Called the “Global E-commerce Talent – Train the Trainers” program, the weeklong course covered topics from the digital economy and forming a company to risk management and acquiring customers. Alibaba has brought the GET program to other countries, such as Malaysia and Thailand, but this was the first time it was offered in Africa.
The goal of the program is to boost the competencies of Rwandan university teachers and deepen their understanding of the e-commerce industry, so that they can train digital talent and future entrepreneurs in the country to compete in the global economy.
Alibaba Business School partnered with the Ministry of Education’s Higher Education Council and the Rwanda Development Board on the initiative, which was hosted by the University of Rwanda. Fifty lecturers from nine of the country’s top universities attended the training.

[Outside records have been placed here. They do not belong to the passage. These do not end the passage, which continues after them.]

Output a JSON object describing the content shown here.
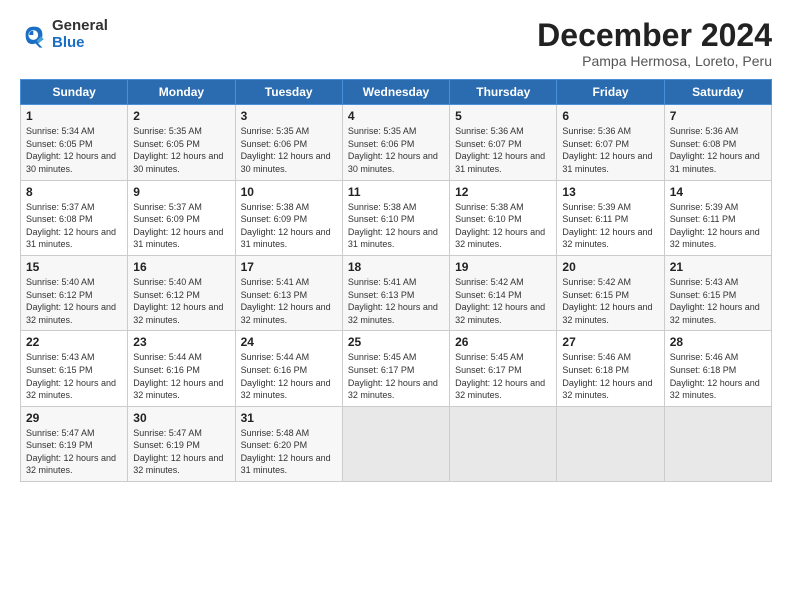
{
  "logo": {
    "general": "General",
    "blue": "Blue"
  },
  "title": "December 2024",
  "subtitle": "Pampa Hermosa, Loreto, Peru",
  "days_of_week": [
    "Sunday",
    "Monday",
    "Tuesday",
    "Wednesday",
    "Thursday",
    "Friday",
    "Saturday"
  ],
  "weeks": [
    [
      {
        "day": "1",
        "sunrise": "5:34 AM",
        "sunset": "6:05 PM",
        "daylight": "12 hours and 30 minutes."
      },
      {
        "day": "2",
        "sunrise": "5:35 AM",
        "sunset": "6:05 PM",
        "daylight": "12 hours and 30 minutes."
      },
      {
        "day": "3",
        "sunrise": "5:35 AM",
        "sunset": "6:06 PM",
        "daylight": "12 hours and 30 minutes."
      },
      {
        "day": "4",
        "sunrise": "5:35 AM",
        "sunset": "6:06 PM",
        "daylight": "12 hours and 30 minutes."
      },
      {
        "day": "5",
        "sunrise": "5:36 AM",
        "sunset": "6:07 PM",
        "daylight": "12 hours and 31 minutes."
      },
      {
        "day": "6",
        "sunrise": "5:36 AM",
        "sunset": "6:07 PM",
        "daylight": "12 hours and 31 minutes."
      },
      {
        "day": "7",
        "sunrise": "5:36 AM",
        "sunset": "6:08 PM",
        "daylight": "12 hours and 31 minutes."
      }
    ],
    [
      {
        "day": "8",
        "sunrise": "5:37 AM",
        "sunset": "6:08 PM",
        "daylight": "12 hours and 31 minutes."
      },
      {
        "day": "9",
        "sunrise": "5:37 AM",
        "sunset": "6:09 PM",
        "daylight": "12 hours and 31 minutes."
      },
      {
        "day": "10",
        "sunrise": "5:38 AM",
        "sunset": "6:09 PM",
        "daylight": "12 hours and 31 minutes."
      },
      {
        "day": "11",
        "sunrise": "5:38 AM",
        "sunset": "6:10 PM",
        "daylight": "12 hours and 31 minutes."
      },
      {
        "day": "12",
        "sunrise": "5:38 AM",
        "sunset": "6:10 PM",
        "daylight": "12 hours and 32 minutes."
      },
      {
        "day": "13",
        "sunrise": "5:39 AM",
        "sunset": "6:11 PM",
        "daylight": "12 hours and 32 minutes."
      },
      {
        "day": "14",
        "sunrise": "5:39 AM",
        "sunset": "6:11 PM",
        "daylight": "12 hours and 32 minutes."
      }
    ],
    [
      {
        "day": "15",
        "sunrise": "5:40 AM",
        "sunset": "6:12 PM",
        "daylight": "12 hours and 32 minutes."
      },
      {
        "day": "16",
        "sunrise": "5:40 AM",
        "sunset": "6:12 PM",
        "daylight": "12 hours and 32 minutes."
      },
      {
        "day": "17",
        "sunrise": "5:41 AM",
        "sunset": "6:13 PM",
        "daylight": "12 hours and 32 minutes."
      },
      {
        "day": "18",
        "sunrise": "5:41 AM",
        "sunset": "6:13 PM",
        "daylight": "12 hours and 32 minutes."
      },
      {
        "day": "19",
        "sunrise": "5:42 AM",
        "sunset": "6:14 PM",
        "daylight": "12 hours and 32 minutes."
      },
      {
        "day": "20",
        "sunrise": "5:42 AM",
        "sunset": "6:15 PM",
        "daylight": "12 hours and 32 minutes."
      },
      {
        "day": "21",
        "sunrise": "5:43 AM",
        "sunset": "6:15 PM",
        "daylight": "12 hours and 32 minutes."
      }
    ],
    [
      {
        "day": "22",
        "sunrise": "5:43 AM",
        "sunset": "6:15 PM",
        "daylight": "12 hours and 32 minutes."
      },
      {
        "day": "23",
        "sunrise": "5:44 AM",
        "sunset": "6:16 PM",
        "daylight": "12 hours and 32 minutes."
      },
      {
        "day": "24",
        "sunrise": "5:44 AM",
        "sunset": "6:16 PM",
        "daylight": "12 hours and 32 minutes."
      },
      {
        "day": "25",
        "sunrise": "5:45 AM",
        "sunset": "6:17 PM",
        "daylight": "12 hours and 32 minutes."
      },
      {
        "day": "26",
        "sunrise": "5:45 AM",
        "sunset": "6:17 PM",
        "daylight": "12 hours and 32 minutes."
      },
      {
        "day": "27",
        "sunrise": "5:46 AM",
        "sunset": "6:18 PM",
        "daylight": "12 hours and 32 minutes."
      },
      {
        "day": "28",
        "sunrise": "5:46 AM",
        "sunset": "6:18 PM",
        "daylight": "12 hours and 32 minutes."
      }
    ],
    [
      {
        "day": "29",
        "sunrise": "5:47 AM",
        "sunset": "6:19 PM",
        "daylight": "12 hours and 32 minutes."
      },
      {
        "day": "30",
        "sunrise": "5:47 AM",
        "sunset": "6:19 PM",
        "daylight": "12 hours and 32 minutes."
      },
      {
        "day": "31",
        "sunrise": "5:48 AM",
        "sunset": "6:20 PM",
        "daylight": "12 hours and 31 minutes."
      },
      null,
      null,
      null,
      null
    ]
  ]
}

“As the inaugural GET training for Africa, we are grateful for the Rwandan government’s trust in the value that Alibaba Business School brings to its students and the local entrepreneurs,” said Alibaba Global Initiatives Vice President Brian Wong, who represented Alibaba Business School in Rwanda.
“Our goal is to support the development of e-commerce education, nurture skill sets that will accelerate Rwanda’s vision to become the digital hub of Africa and foster a generation of talented and passionate young entrepreneurs who can help bring new innovation, create job opportunities and transform the global commerce landscape in the country,” Wong said.
The GET program is the first piece of a broader cooperation to bring the Electronic World Trade Platform initiative to Rwanda. The eWTP is a multi-stakeholder initiative that seeks to make it easier for small and medium-sized enterprises to participate in global trade and contribute to the development of the digital economy. The idea was pioneered by Jack Ma and gained recognition by the Group of 20 nations, the United Nations Industrial Development Organization and countries such as Malaysia and Belgium. During a meeting in Davos last January, Ma and Rwandan President Paul Kagame agreed to launch eWTP in Africa for the first time. A formal announcement about the initiative in Rwanda, which will include capacity building, e-commerce and tourism, is expected “soon,” Alibaba said.
Diane Sayinzoga, the head of Rwanda’s Special Economic Zone and Exports Department, said the training would help to ensure the development of a sustainable e-commerce ecosystem in the country and support the growth of small businesses.
“The GET program in Rwanda is one of the key components of the eWTP Rwanda project,” Sayinzoga said. “We believe that those students, once they graduate, they will play a key role in supporting SMEs involved in e-commerce.”
In addition to teaching the fundamentals of running a digital business, the GET program offered insights into doing business with China, whether using Alibaba.com, Tmall or Taobao or marketing directly to Chinese consumers. Instructors, all expert trainers with extensive e-commerce business experience from Alibaba’s ecosystem, taught participants how to best position their products in the China market and even how to write a good product description.
The GET program will play a part in fostering the entrepreneurship necessary to reach Rwanda’s goal of creating 200,000 jobs by 2020, Emmanuel Muvunyi, executive director of the Higher Education Council, said.
“We hope that the practical ecommerce knowledge from the GET program will inspire and equip our students to explore opportunities for doing business by leveraging technology to tackle challenges creatively and help Rwandan SME’s to tap into the global market,” Muvunyi said.
Faculty from African Leadership University, a school that focuses its curriculum on technology, entrepreneurship and international business, took part in the training. Gaidi Faraj, ALU’s dean of faculty and academic affairs, said he plans to integrate the skills taught during the GET program into classes currently being taught at the school, as well as create a new course that focuses solely on e-commerce.
“As an innovative institution that focuses on creating entrepreneurial leaders, being able to include e-commerce in our curriculum allows us to equip our students with the latest tools and knowledge to make them competitive on a global scale,” Faraj said.
“E-commerce is a great equalizer because anyone anywhere in the world can participate in the global economy,” he said.
Alibaba’s connection to Rwanda began when founder and Executive Chairman Jack Ma made his first trip to Africa last summer, meeting Rwandan President Paul Kagame in the capital city of Kigali in addition to a stop in Kenya.
During that trip, Ma pledged to work with African universities and governments to create training programs for e-commerce, payments, logistics and analytics, which he said are critical skills for doing business in the digital age. That pledge prompted the training this week in Rwanda.
Ma also said he would create a training program, in partnership with the United Nations Conference on Trade and Development, and invite 200 young African entrepreneurs to Alibaba’s campus in Hanghzou to study e-commerce. They would then return to Africa to develop e-businesses and as well as teach those to other young, aspiring business owners there.
The initiative is part of a larger eFounders Fellowship designed to promote global youth entrepreneurship in developing countries. So far, 52 fellows from Africa and 37 from Southeast Asia and Pakistan have completed the program since the inaugural class last November.
Five entrepreneurs from Rwanda have participated in the eFounders Fellowship program. They shared their experience in building businesses, and their time in China, during last week’s GET program.